In his “I Have a Dream” speech, Dr. Martin Luther King Jr. said that black people were “still languishing in the corners of American society” and were “exiles in their own land.”

Jesus understood the pain of racism. He preached and gathered to himself the outcasts of society. He called these people the anawim, or poor in spirit. In the Sermon on the Mount, Jesus said, “Blessed are the poor in spirit, for theirs is the kingdom of God.”

The relationship between Jews and Samaritans at the time of Jesus approximates contemporary examples of racism. Many of the people of Samaria were Jews who had intermarried with Gentiles during the Assyrian captivity. Jews bypassed the region altogether as they traveled between Galilee and Judea.
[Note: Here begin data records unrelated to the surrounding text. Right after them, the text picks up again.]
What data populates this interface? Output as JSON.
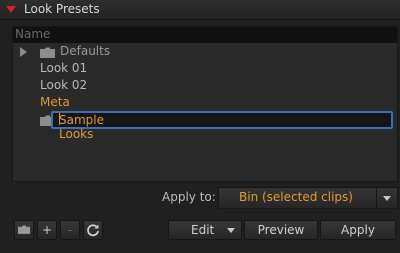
{
  "panel": {
    "title": "Look Presets"
  },
  "list": {
    "column_header": "Name",
    "items": [
      {
        "label": "Defaults",
        "type": "folder",
        "expander": "play-icon"
      },
      {
        "label": "Look 01",
        "type": "preset"
      },
      {
        "label": "Look 02",
        "type": "preset"
      },
      {
        "label": "Meta",
        "type": "preset",
        "highlighted": true
      },
      {
        "label": "Sample Looks",
        "type": "folder",
        "editing": true
      }
    ]
  },
  "apply_to": {
    "label": "Apply to:",
    "value": "Bin (selected clips)"
  },
  "toolbar": {
    "new_folder_icon": "folder-icon",
    "add_label": "+",
    "remove_label": "-",
    "refresh_icon": "refresh-icon",
    "edit_label": "Edit",
    "preview_label": "Preview",
    "apply_label": "Apply"
  },
  "colors": {
    "accent": "#e49a2a",
    "selection_border": "#3a6fb0",
    "collapse_arrow": "#d22424"
  }
}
With your students, cite Gospel passages that refer to this strained relationship: Luke 9:52-54; Luke 10:25-37; Luke 17:11-19; John 9:48. Next, read Jesus’ response to this behavior: his healing of a Samaritan leper (Lk 17:11-19), the conversation with the Samaritan women at the well (Jn 4:4-42), and the telling of the parable of the Good Samaritan (Lk 10:30-37).

Discussion Questions
1. Why do you think people of different races have trouble getting along?
2. How do you respond when someone makes a racist statement?
3. Tell about a time you were excluded from an activity for no good reason?
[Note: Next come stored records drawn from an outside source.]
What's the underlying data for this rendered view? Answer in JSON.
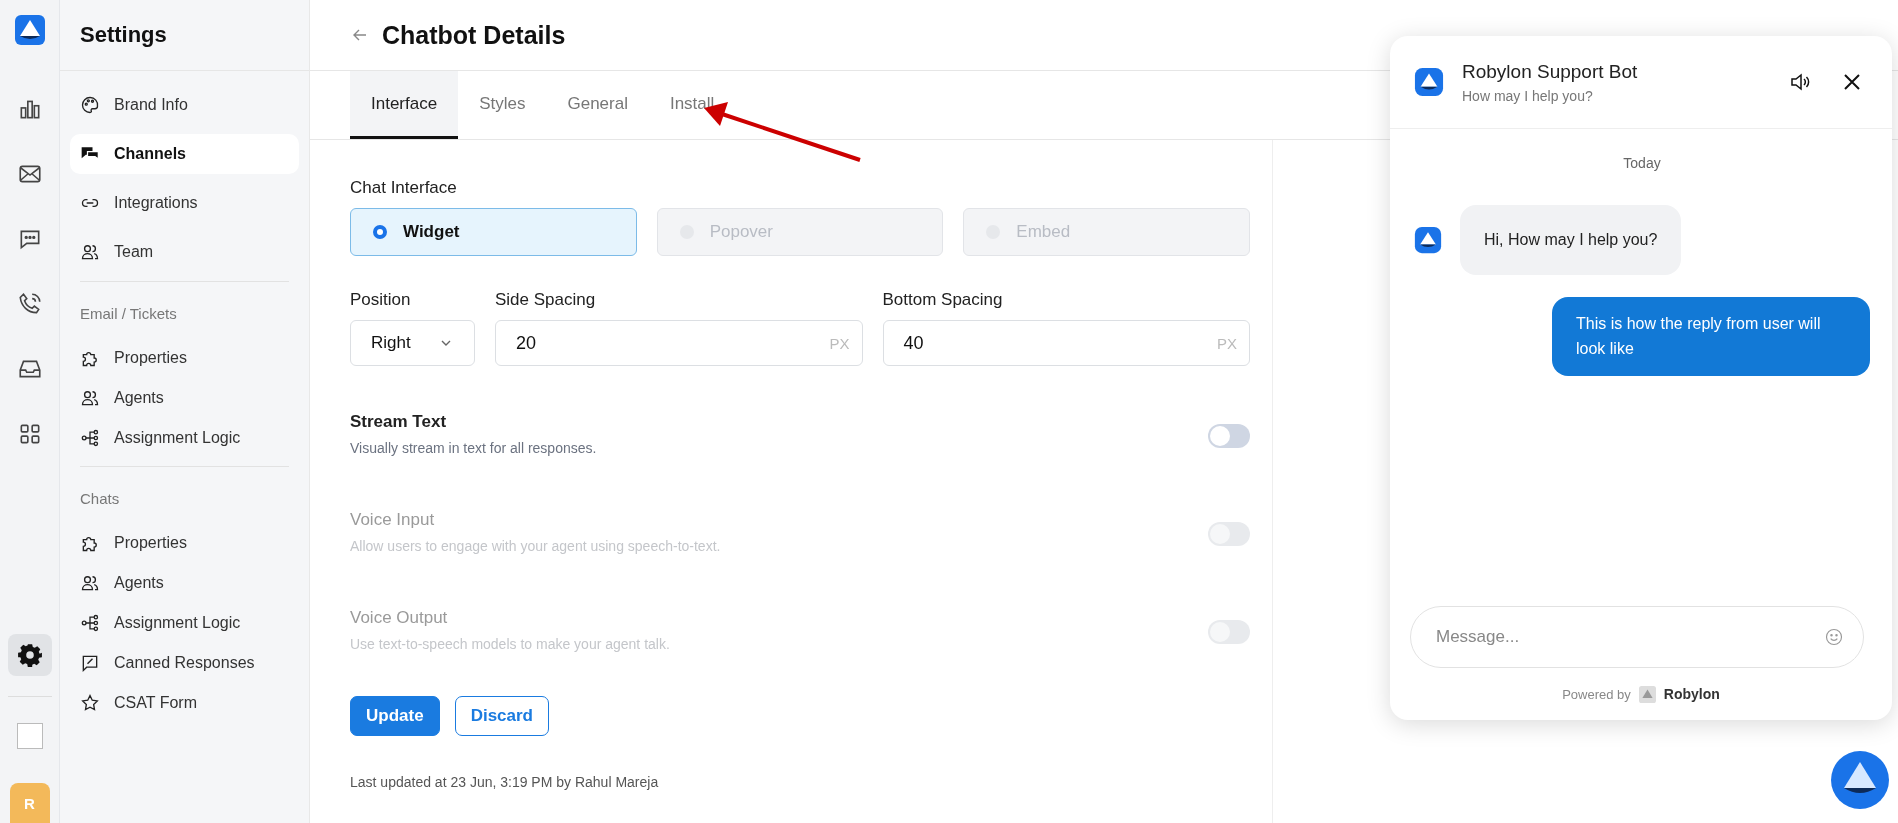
{
  "rail": {
    "items": [
      {
        "kind": "chart",
        "selected": false
      },
      {
        "kind": "mail",
        "selected": false
      },
      {
        "kind": "chat",
        "selected": false
      },
      {
        "kind": "phone",
        "selected": false
      },
      {
        "kind": "inbox",
        "selected": false
      },
      {
        "kind": "grid",
        "selected": false
      }
    ],
    "settings_item": {
      "kind": "gear",
      "selected": true
    },
    "avatar": "R"
  },
  "sidebar": {
    "title": "Settings",
    "sections": [
      {
        "items": [
          {
            "label": "Brand Info",
            "kind": "palette",
            "selected": false
          },
          {
            "label": "Channels",
            "kind": "channels",
            "selected": true
          },
          {
            "label": "Integrations",
            "kind": "link",
            "selected": false
          },
          {
            "label": "Team",
            "kind": "users",
            "selected": false
          }
        ]
      },
      {
        "heading": "Email / Tickets",
        "items": [
          {
            "label": "Properties",
            "kind": "puzzle",
            "selected": false
          },
          {
            "label": "Agents",
            "kind": "users",
            "selected": false
          },
          {
            "label": "Assignment Logic",
            "kind": "flow",
            "selected": false
          }
        ]
      },
      {
        "heading": "Chats",
        "items": [
          {
            "label": "Properties",
            "kind": "puzzle",
            "selected": false
          },
          {
            "label": "Agents",
            "kind": "users",
            "selected": false
          },
          {
            "label": "Assignment Logic",
            "kind": "flow",
            "selected": false
          },
          {
            "label": "Canned Responses",
            "kind": "canned",
            "selected": false
          },
          {
            "label": "CSAT Form",
            "kind": "star",
            "selected": false
          }
        ]
      }
    ]
  },
  "page": {
    "title": "Chatbot Details"
  },
  "tabs": [
    {
      "label": "Interface",
      "selected": true
    },
    {
      "label": "Styles",
      "selected": false
    },
    {
      "label": "General",
      "selected": false
    },
    {
      "label": "Install",
      "selected": false
    }
  ],
  "chat_interface": {
    "label": "Chat Interface",
    "options": [
      {
        "label": "Widget",
        "selected": true,
        "disabled": false
      },
      {
        "label": "Popover",
        "selected": false,
        "disabled": true
      },
      {
        "label": "Embed",
        "selected": false,
        "disabled": true
      }
    ]
  },
  "position": {
    "label": "Position",
    "value": "Right"
  },
  "side_spacing": {
    "label": "Side Spacing",
    "value": "20",
    "unit": "PX"
  },
  "bottom_spacing": {
    "label": "Bottom Spacing",
    "value": "40",
    "unit": "PX"
  },
  "settings": [
    {
      "title": "Stream Text",
      "description": "Visually stream in text for all responses.",
      "on": false,
      "disabled": false
    },
    {
      "title": "Voice Input",
      "description": "Allow users to engage with your agent using speech-to-text.",
      "on": false,
      "disabled": true
    },
    {
      "title": "Voice Output",
      "description": "Use text-to-speech models to make your agent talk.",
      "on": false,
      "disabled": true
    }
  ],
  "buttons": [
    {
      "label": "Update",
      "kind": "primary"
    },
    {
      "label": "Discard",
      "kind": "outline"
    }
  ],
  "last_updated": "Last updated at 23 Jun, 3:19 PM by Rahul Mareja",
  "chat_preview": {
    "title": "Robylon Support Bot",
    "subtitle": "How may I help you?",
    "date": "Today",
    "messages": [
      {
        "kind": "bot",
        "text": "Hi, How may I help you?"
      },
      {
        "kind": "user",
        "text": "This is how the reply from user will look like"
      }
    ],
    "input": {
      "placeholder": "Message..."
    },
    "powered_by": "Powered by",
    "brand": "Robylon"
  }
}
Extending the Lesson
Ask an adult who grew up in the 1950s and 1960s to give a short presentation detailing society’s (and his or her own) changing attitudes from then to now.